Tip: Go early. That’s the only way to get a decent parking spot before the whole town becomes congested to a near standstill. Also, May can still get quite warm in this region and since you’ll be walking between some of the venues, you want to capitalise on the cooler Autumn mornings.
Highlights of the day included:
Kloovenburg – Their Chardonnay with guava and tropical fruit on the palette was a cool balm after I had trekked all the way from the centre of town to the estate which is situated just outside of town. There were shuttles and tractors, but we couldn’t find one going in the direction we wanted to go. Kloovenberg also had olives with a blackberry dressing, green olives, chillie & garlic olives, and a few dipping oils that provide testament to the fact that the South African olive industry is growing stronger and stronger. The chilli and garlic as well as the oregano, basil and black pepper dipping oils were particularly delicious. The range also included olive caviar, basil and sundried tomato pesto’s, smoked olives and sundried pitted olives that were all a treat to eat. This time we caught a tractor back to town – a welcome relief.
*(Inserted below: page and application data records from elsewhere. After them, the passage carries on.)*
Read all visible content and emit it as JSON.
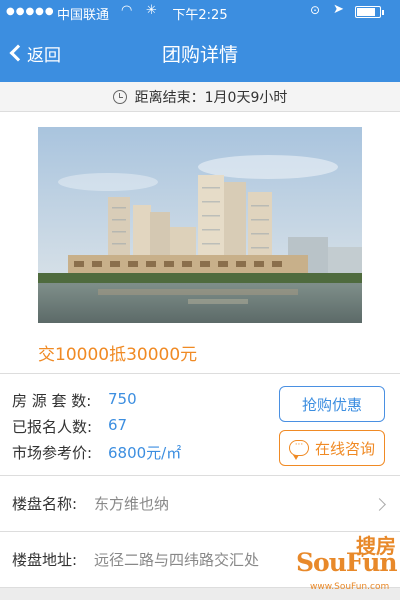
{
  "status_bar": {
    "signal": "●●●●●",
    "carrier": "中国联通",
    "time": "下午2:25"
  },
  "nav": {
    "back_label": "返回",
    "title": "团购详情"
  },
  "countdown": {
    "label": "距离结束：",
    "remaining": "1月0天9小时"
  },
  "promo": {
    "offer": "交10000抵30000元",
    "photo_watermark": "SouFun"
  },
  "stats": [
    {
      "label": "房 源 套 数:",
      "value": "750"
    },
    {
      "label": "已报名人数:",
      "value": "67"
    },
    {
      "label": "市场参考价:",
      "value": "6800元/㎡"
    }
  ],
  "actions": {
    "buy_label": "抢购优惠",
    "chat_label": "在线咨询"
  },
  "info": [
    {
      "label": "楼盘名称:",
      "value": "东方维也纳"
    },
    {
      "label": "楼盘地址:",
      "value": "远径二路与四纬路交汇处"
    }
  ],
  "watermark": {
    "brand": "SouFun",
    "brand_cn": "搜房",
    "url": "www.SouFun.com"
  },
  "colors": {
    "header": "#3c8ee0",
    "accent_orange": "#f08a24",
    "link_blue": "#3c8ee0"
  },
  "battery_level": 0.75
}
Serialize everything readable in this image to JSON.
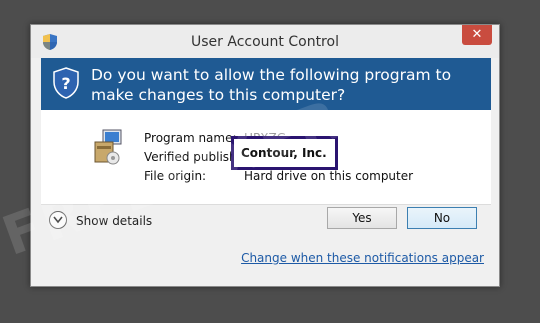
{
  "window": {
    "title": "User Account Control",
    "close_glyph": "✕"
  },
  "header": {
    "question": "Do you want to allow the following program to make changes to this computer?",
    "band_color": "#1f5a93",
    "icon": "uac-shield-icon"
  },
  "details": {
    "program_name_label": "Program name:",
    "program_name_value": "HPXZG",
    "publisher_label": "Verified publisher:",
    "publisher_value": "Contour, Inc.",
    "origin_label": "File origin:",
    "origin_value": "Hard drive on this computer",
    "highlight_color": "#2a1470"
  },
  "footer": {
    "show_details": "Show details",
    "yes": "Yes",
    "no": "No",
    "notifications_link": "Change when these notifications appear"
  },
  "watermark": "FREEFIXER"
}
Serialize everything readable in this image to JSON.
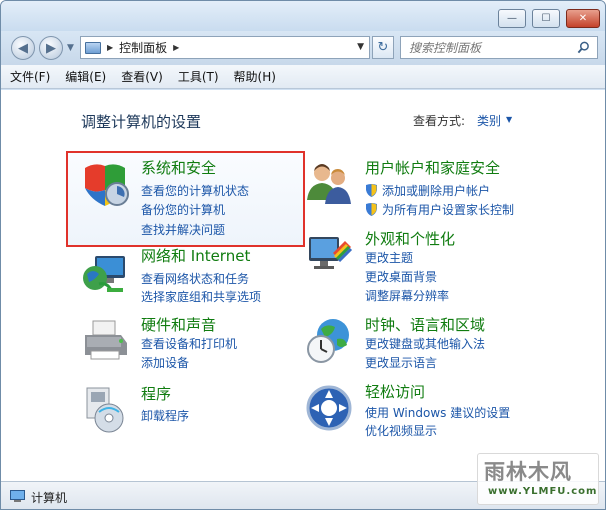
{
  "window": {
    "min": "—",
    "max": "☐",
    "close": "✕"
  },
  "address": {
    "path": "控制面板",
    "search_placeholder": "搜索控制面板"
  },
  "menu": [
    "文件(F)",
    "编辑(E)",
    "查看(V)",
    "工具(T)",
    "帮助(H)"
  ],
  "content": {
    "title": "调整计算机的设置",
    "view_by_label": "查看方式:",
    "view_by_value": "类别"
  },
  "categories": {
    "system": {
      "title": "系统和安全",
      "links": [
        "查看您的计算机状态",
        "备份您的计算机",
        "查找并解决问题"
      ]
    },
    "users": {
      "title": "用户帐户和家庭安全",
      "links": [
        "添加或删除用户帐户",
        "为所有用户设置家长控制"
      ]
    },
    "network": {
      "title": "网络和 Internet",
      "links": [
        "查看网络状态和任务",
        "选择家庭组和共享选项"
      ]
    },
    "appearance": {
      "title": "外观和个性化",
      "links": [
        "更改主题",
        "更改桌面背景",
        "调整屏幕分辨率"
      ]
    },
    "hardware": {
      "title": "硬件和声音",
      "links": [
        "查看设备和打印机",
        "添加设备"
      ]
    },
    "clock": {
      "title": "时钟、语言和区域",
      "links": [
        "更改键盘或其他输入法",
        "更改显示语言"
      ]
    },
    "programs": {
      "title": "程序",
      "links": [
        "卸载程序"
      ]
    },
    "access": {
      "title": "轻松访问",
      "links": [
        "使用 Windows 建议的设置",
        "优化视频显示"
      ]
    }
  },
  "status": {
    "text": "计算机"
  },
  "watermark": {
    "logo": "雨林木风",
    "url": "www.YLMFU.com"
  }
}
Allesverloren – Here we were blown away by Chrisna’s Olives from DelVera. The Moroccan and the hickory smoked pesto’s are on my buy-it-if-you-see-it list. The salt dried olives were a peculiar treat, quite different to the sundried ones we’re used to. The snack of the day was C-Side Oysters’ West Coast, giant oysters. Beyond delicious and worth every penny. Org de Rac MCC with its almost cidery taste of apples paired particularly well with the oyster.
Pulpit Rock – While people were enjoying a hearty curry-potjie and just relaxing in the afternoon shade, we sampled the Pulpit Rock Chardonnay Reserve, with banana on the palette, it was another surprising treat.
The greater part of our day was spent trying to get to the participating venues, whether by foot or vehicle, which required more effort than the output was worth. The problem was not with organisation, but rather of expectations and personal preferences. I would have liked easier movement and more wines and olives available for tasting. Considering the number of excellent markets in and around Cape Town, it seems like quite a waste to travel all that way for an event that is more a market than a festival.
However. I saw how much families were enjoying themselves at the different venues. There were enough snacks and treats for sale by food trucks and stalls to satisfy even the most demanding toddler, teenager, and adults alike. Riebeeck Kasteel itself was abuzz with happy festival-goers and the restaurants had to do all they could to keep up.
Aside from the olives and the giant oyster, we didn't partake in other festival fare. Instead, we snacked on biltong. The car wasn't always within easy reach, so it was more difficult as you had to carry your necessaries around with you. It was a surprisingly warm day, so you wanted those necessaries to be as few and light as possible.
All things considered, the festival is something I would definitely mark in my 2016 calendar. Preferably with a bit more thought put into it. Second time round, I’ll make sure to plan an outing with friends or family to make use of the leisurely picnic-like atmosphere, rather than expecting a wine and olive tasting marathon.